• _Problem details_: In your answer, set down the records below exactly as they stand, omitting pictures.

• _Study material_:
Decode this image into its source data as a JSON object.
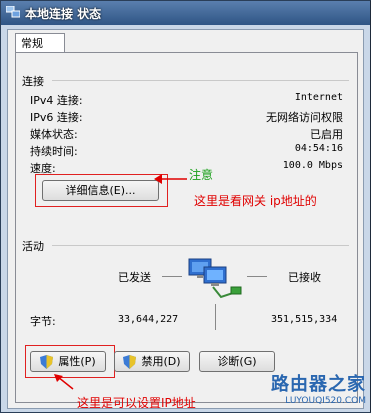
{
  "window": {
    "title": "本地连接 状态"
  },
  "tabs": [
    {
      "label": "常规"
    }
  ],
  "connection": {
    "group_label": "连接",
    "rows": [
      {
        "label": "IPv4 连接:",
        "value": "Internet"
      },
      {
        "label": "IPv6 连接:",
        "value": "无网络访问权限"
      },
      {
        "label": "媒体状态:",
        "value": "已启用"
      },
      {
        "label": "持续时间:",
        "value": "04:54:16"
      },
      {
        "label": "速度:",
        "value": "100.0 Mbps"
      }
    ],
    "details_button": "详细信息(E)..."
  },
  "activity": {
    "group_label": "活动",
    "sent_label": "已发送",
    "received_label": "已接收",
    "bytes_label": "字节:",
    "bytes_sent": "33,644,227",
    "bytes_received": "351,515,334"
  },
  "buttons": {
    "properties": "属性(P)",
    "disable": "禁用(D)",
    "diagnose": "诊断(G)"
  },
  "annotations": {
    "note": "注意",
    "details_hint": "这里是看网关 ip地址的",
    "properties_hint": "这里是可以设置IP地址"
  },
  "watermark": {
    "main": "路由器之家",
    "sub": "LUYOUQI520.COM"
  },
  "colors": {
    "title_bar": "#3a5f90",
    "annotation_red": "#e00000",
    "annotation_green": "#1aa01a"
  }
}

• _Solution_:
Decode this image into its source data as a JSON object.
{
  "window": {
    "title": "本地连接 状态"
  },
  "tabs": [
    {
      "label": "常规"
    }
  ],
  "connection": {
    "group_label": "连接",
    "rows": [
      {
        "label": "IPv4 连接:",
        "value": "Internet"
      },
      {
        "label": "IPv6 连接:",
        "value": "无网络访问权限"
      },
      {
        "label": "媒体状态:",
        "value": "已启用"
      },
      {
        "label": "持续时间:",
        "value": "04:54:16"
      },
      {
        "label": "速度:",
        "value": "100.0 Mbps"
      }
    ],
    "details_button": "详细信息(E)..."
  },
  "activity": {
    "group_label": "活动",
    "sent_label": "已发送",
    "received_label": "已接收",
    "bytes_label": "字节:",
    "bytes_sent": "33,644,227",
    "bytes_received": "351,515,334"
  },
  "buttons": {
    "properties": "属性(P)",
    "disable": "禁用(D)",
    "diagnose": "诊断(G)"
  },
  "annotations": {
    "note": "注意",
    "details_hint": "这里是看网关 ip地址的",
    "properties_hint": "这里是可以设置IP地址"
  },
  "watermark": {
    "main": "路由器之家",
    "sub": "LUYOUQI520.COM"
  },
  "colors": {
    "title_bar": "#3a5f90",
    "annotation_red": "#e00000",
    "annotation_green": "#1aa01a"
  }
}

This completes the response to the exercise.